Winter Herb Container Gardening
15 . December .2016Cheryl Miller0 Comments
Since winter is here it is time to reconsider your gardening. Outdoor gardens may be hard for some so this season we can begin our journey with container gardening.
This type of gardening allows people with limited time, little or a lot of space, or even limited physical capacities to create a relaxing and inviting garden during all seasons of the year. If you are a cooking-oriented gardener, you will enjoy the benefit of having fresh kitchen herbs close by.
Container herbs need little weeding, shade to keep the plants leafy as long as possible, and at least 6-8 hours of sunlight a day. Growing indoor herbs is a huge advantage; however, don’t expect them to perform as well as they do outside.
Things to consider:
• Don’t give your herbs too much love
• Avoid fertilizer- most herbs will provide a stronger fragrance and flavor if grown in lean soil
• Water wisely- most herbs prefer dry conditions, some need more moisture (consider your herb’s preference)
• Find a container that best suits your herb- not too large, not too small
• Must have good drainage in the container
• Change out soil every season if considering to keep herbs indoors year-round
Best Herbs for Container Gardens
• Basil – grows best in full sun and fertile, moist soil. Once the root system is established, about six weeks after sowing, it tolerates short periods of drought. Basil is a good companion with parsley, thyme, and other herbs when grown in a pot that holds at least 5 gallons of soil. Great for salads, pesto, sauces, and sautés.
• Chives- are grassy, clump-forming perennials with hollow leaves. Essentially tiny onions, chives are grown for their leaves and blooms rather than their bulbs. Their fragrant pink-purple spring flowers are also edible. Plant them in well-drained potting soil that’s rich with organic matter. They can tolerate light shade but do best in full sun. Chives grow well in container gardens.
• Cilantro- can be used for its tangy leaves or its dried, ground seeds. Plant this annual herb in well-drained soil. Cilantro grows best in sun, although it tolerates some shade. Because it has a long taproot, place it in a container garden that is at least 12 inches deep. Consider a larger amount to add to salsa, guacamole, grilled shrimp, and chicken.
• Tarragon- herb with a bold flavor. Plant it in full sun and well-drained potting mix. It tolerates drought well and should not be overwatered. Tarragon grows in partial shade but does best in full sun.
• Lemon balm- is perfect for container gardens so it doesn’t take over the yard.
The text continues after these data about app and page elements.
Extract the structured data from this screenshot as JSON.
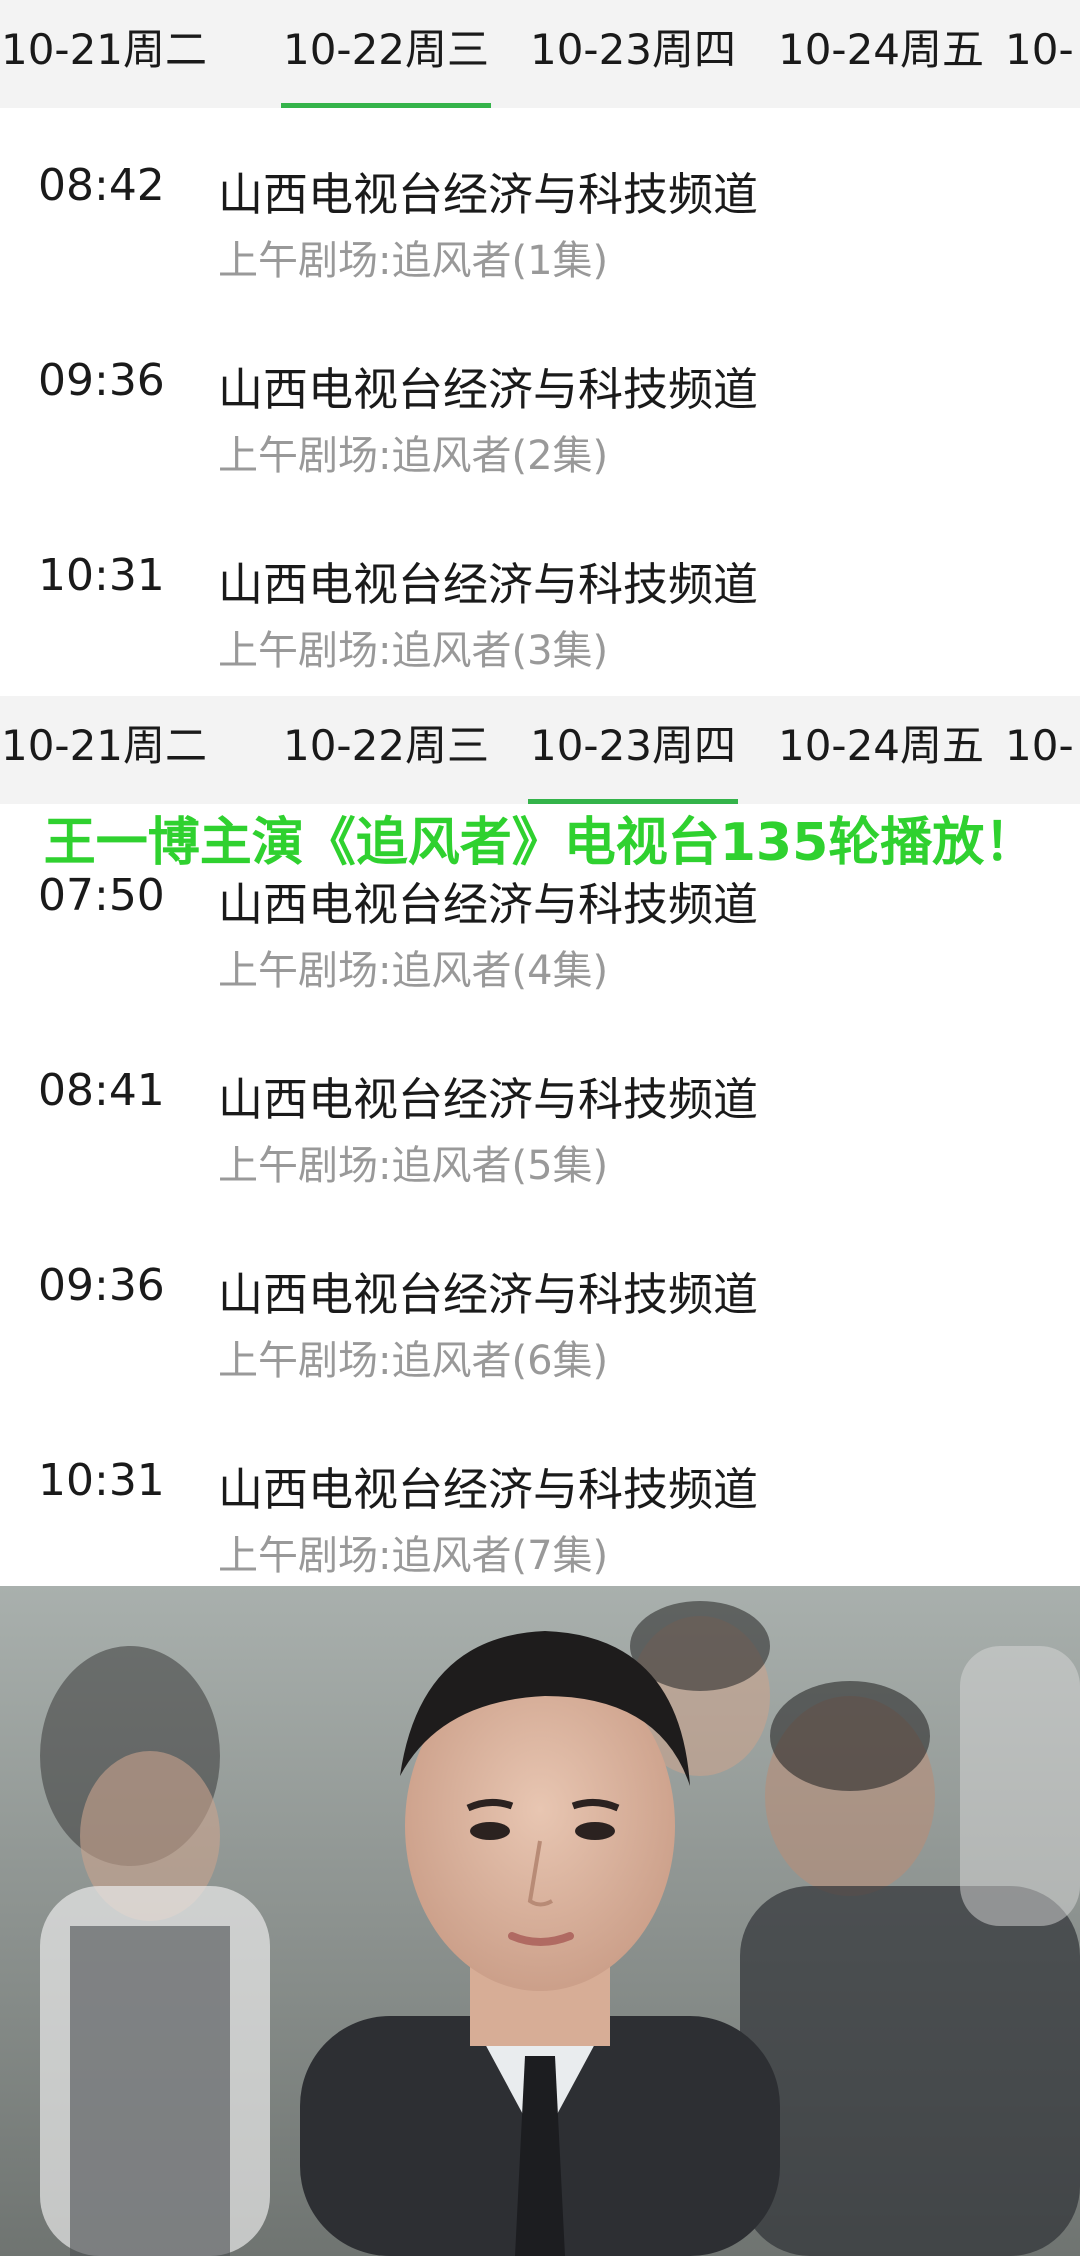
{
  "top_tabs": [
    {
      "label": "10-21周二",
      "active": false
    },
    {
      "label": "10-22周三",
      "active": true
    },
    {
      "label": "10-23周四",
      "active": false
    },
    {
      "label": "10-24周五",
      "active": false
    },
    {
      "label": "10-",
      "active": false
    }
  ],
  "top_schedule": [
    {
      "time": "08:42",
      "channel": "山西电视台经济与科技频道",
      "program": "上午剧场:追风者(1集)"
    },
    {
      "time": "09:36",
      "channel": "山西电视台经济与科技频道",
      "program": "上午剧场:追风者(2集)"
    },
    {
      "time": "10:31",
      "channel": "山西电视台经济与科技频道",
      "program": "上午剧场:追风者(3集)"
    }
  ],
  "mid_tabs": [
    {
      "label": "10-21周二",
      "active": false
    },
    {
      "label": "10-22周三",
      "active": false
    },
    {
      "label": "10-23周四",
      "active": true
    },
    {
      "label": "10-24周五",
      "active": false
    },
    {
      "label": "10-",
      "active": false
    }
  ],
  "overlay": {
    "title": "王一博主演《追风者》电视台135轮播放！",
    "color": "#2fd12f"
  },
  "mid_schedule": [
    {
      "time": "07:50",
      "channel": "山西电视台经济与科技频道",
      "program": "上午剧场:追风者(4集)"
    },
    {
      "time": "08:41",
      "channel": "山西电视台经济与科技频道",
      "program": "上午剧场:追风者(5集)"
    },
    {
      "time": "09:36",
      "channel": "山西电视台经济与科技频道",
      "program": "上午剧场:追风者(6集)"
    },
    {
      "time": "10:31",
      "channel": "山西电视台经济与科技频道",
      "program": "上午剧场:追风者(7集)"
    }
  ],
  "colors": {
    "accent": "#34b34a",
    "tab_bg": "#f3f3f3",
    "secondary_text": "#999999"
  }
}
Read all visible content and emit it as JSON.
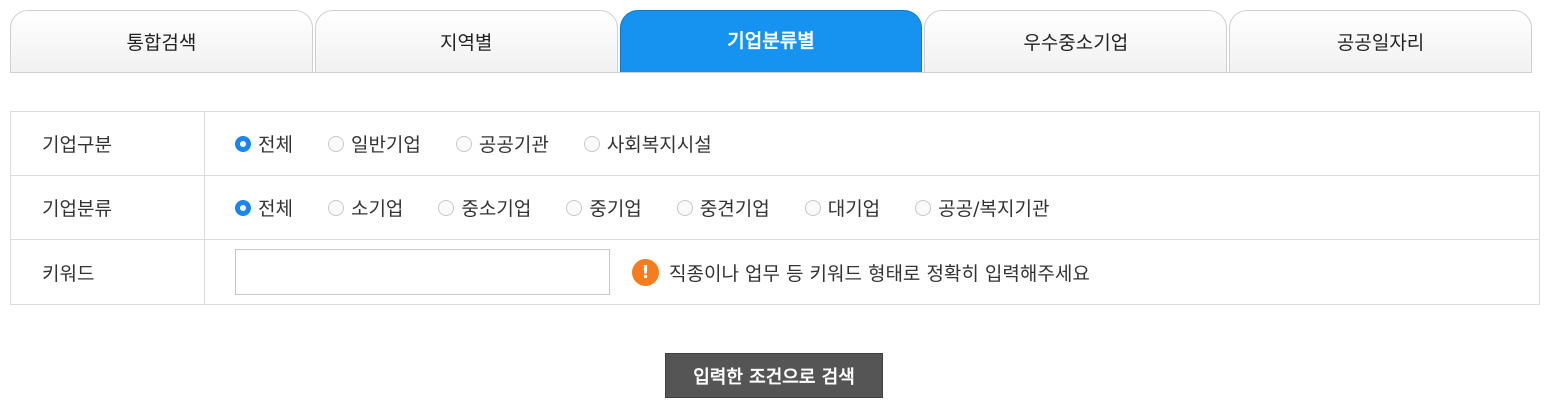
{
  "tabs": [
    {
      "label": "통합검색",
      "active": false
    },
    {
      "label": "지역별",
      "active": false
    },
    {
      "label": "기업분류별",
      "active": true
    },
    {
      "label": "우수중소기업",
      "active": false
    },
    {
      "label": "공공일자리",
      "active": false
    }
  ],
  "filters": {
    "company_type": {
      "label": "기업구분",
      "options": [
        {
          "label": "전체",
          "checked": true
        },
        {
          "label": "일반기업",
          "checked": false
        },
        {
          "label": "공공기관",
          "checked": false
        },
        {
          "label": "사회복지시설",
          "checked": false
        }
      ]
    },
    "company_class": {
      "label": "기업분류",
      "options": [
        {
          "label": "전체",
          "checked": true
        },
        {
          "label": "소기업",
          "checked": false
        },
        {
          "label": "중소기업",
          "checked": false
        },
        {
          "label": "중기업",
          "checked": false
        },
        {
          "label": "중견기업",
          "checked": false
        },
        {
          "label": "대기업",
          "checked": false
        },
        {
          "label": "공공/복지기관",
          "checked": false
        }
      ]
    },
    "keyword": {
      "label": "키워드",
      "value": "",
      "hint": "직종이나 업무 등 키워드 형태로 정확히 입력해주세요",
      "hint_icon": "exclamation-icon"
    }
  },
  "search_button_label": "입력한 조건으로 검색",
  "colors": {
    "active_tab": "#1692f0",
    "radio_checked": "#1a84f0",
    "warning": "#f57c1f",
    "button": "#555555"
  }
}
Plant in partial shade or full sun and in moist, rich, well-drained potting mix.
• Marjoram- sweeter, mild flavor. Grow it in full sun and well-drained potting mix. It’s perennial in Zones 8-10, so gardeners in colder areas can grow it in container gardens indoors over winter.
• Mint- is such a vigorous plant that it will become invasive unless it is confined in a pot. Grow it in full sun or partial shade. Mint can grow in many soil types and degrees of sunlight, but it produces the best leaves in rich soil. It’s a perennial, but its hardiness varies by variety, so check which type you are growing.
• Oregano- a shrubby perennial that does best in full sun and well-drained potting mix. The more sun oregano receives, the more pungent the flavor of the leaves. It does not tolerate wet soil.
• Rosemary- likes hot, dry, and sunny spots. Quick-draining soil is the key to good growth. It’s drought-tolerant. Keep the soil moist but never wet when grown indoors.
• Sage- best grown in full sun and moist, well-drained potting mix.
• Thyme- comes in many varieties, but all grow best in full sun and well-drained soil. Thyme does not tolerate wet soil, so avoid over-watering.